Importantly, however, all biosimilars must have the same efficacy and safety results as their original biologic drug so that a patient would likely not notice a difference between the two. Because biologics come from living organisms, their structures are more complex, and their manufacturing process is more complicated and expensive. That’s where biosimilars come in.
The FDA makes sure biosimilars are as safe and effective as the original biologic product by:
- Approving biosimilars after a careful review of data, studies, and tests
- Monitoring safety and effectiveness after approval
- Checking for medication quality during production
- Reviewing patient safety reports made to the FDA
Once a biologic drug patent expires (usually after 20 years), biosimilars can create a similar product that has no clinically meaningful difference from a biologic that’s already FDA approved, and at a significantly lower cost.
What CalPERS Is Doing About It
Starting in 2021, the Health Policy and Benefits team worked with our Anthem PPO Basic Plan on Biosimilars First, a program that requires the use of biosimilars for new adult patients when a biosimilar was available and clinically appropriate. Anthem’s results from this initial study included widespread patient and provider acceptance. In 2022, the Biosimilar First program was expanded to include all drugs with available biosimilars and achieved a $3 million savings in prescription costs.
Today, CalPERS is exploring expansion of the Biosimilar First program to all our health plans and talking with our pharmacy benefit managers on a similar biosimilar program.
Substituting biosimilar drugs for biologics could drive down the price of expensive medicines, with savings estimated to be $38.4 billion or 5.9% of projected total U.S. spending on biologics from 2021 to 2025, according to the American Journal of Managed Care.
Why Haven’t I Heard of Biosimilars?
Unlike generics, biosimilars face a unique set of regulatory, manufacturing, and business challenges. Here’s why:
- The complex drug purchasing system in the U.S. actively engages in behind-the-scenes rebates and complex fee structures that prefers biologics.
- With traditional generics, pharmacists can substitute a generic without a new prescription. When it comes to biosimilars, pharmacists must request a new prescription, which creates another barrier to biosimilar use.
- Many doctors and patients are not familiar with biosimilars.
- Many doctors aren’t inclined to switch a patient to a biosimilar if they’re doing well on a biologic.
What You Can Do
If you have a complex medical condition, talk to your healthcare provider to see if your medication is available as a biosimilar and if it might be an option for you. Biosimilars compared to their original biologics:
- Are made with the same types of natural sources
- Provide the same treatment benefits
- Are administered the same way
- Have the same strength and dosage
- Have the same side effects

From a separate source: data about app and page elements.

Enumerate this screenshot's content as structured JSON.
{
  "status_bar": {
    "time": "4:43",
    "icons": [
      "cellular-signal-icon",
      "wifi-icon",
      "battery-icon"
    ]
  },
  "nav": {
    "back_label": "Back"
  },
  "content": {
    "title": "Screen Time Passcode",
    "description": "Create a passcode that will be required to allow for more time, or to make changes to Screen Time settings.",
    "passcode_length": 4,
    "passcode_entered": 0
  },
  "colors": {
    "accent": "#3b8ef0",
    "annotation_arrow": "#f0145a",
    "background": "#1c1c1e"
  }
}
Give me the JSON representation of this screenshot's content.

According to a 2021 study by the RAND Corporation, a non-profit global policy think tank, prices of prescription drugs in the U.S. are 2.4 times higher than the average price of prescriptions in comparable countries (Austria, Australia, Belgium, Canada, Germany, Japan, Sweden, Switzerland, and the United Kingdom).

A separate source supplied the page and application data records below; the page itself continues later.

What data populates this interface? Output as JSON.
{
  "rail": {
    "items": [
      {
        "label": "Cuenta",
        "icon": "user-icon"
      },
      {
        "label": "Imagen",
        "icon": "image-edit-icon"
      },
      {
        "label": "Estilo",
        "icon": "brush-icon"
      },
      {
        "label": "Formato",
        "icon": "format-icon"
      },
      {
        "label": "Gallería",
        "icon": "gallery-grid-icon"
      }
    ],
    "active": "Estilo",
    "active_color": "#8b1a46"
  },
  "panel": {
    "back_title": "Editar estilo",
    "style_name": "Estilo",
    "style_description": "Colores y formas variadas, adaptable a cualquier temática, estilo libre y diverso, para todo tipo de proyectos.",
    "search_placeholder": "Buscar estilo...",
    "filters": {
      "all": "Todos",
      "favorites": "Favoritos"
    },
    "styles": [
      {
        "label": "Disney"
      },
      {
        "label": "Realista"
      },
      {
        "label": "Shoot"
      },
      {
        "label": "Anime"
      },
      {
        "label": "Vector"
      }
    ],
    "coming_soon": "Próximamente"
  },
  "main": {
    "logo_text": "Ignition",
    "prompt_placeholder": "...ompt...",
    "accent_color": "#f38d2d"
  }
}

“We believe biosimilars play a critical role in our ability to lower health care costs while offering the same efficacy and safety profile as the original biologic drugs,” Dr. Mantong says. “The results of adopting biosimilars is good for everyone.”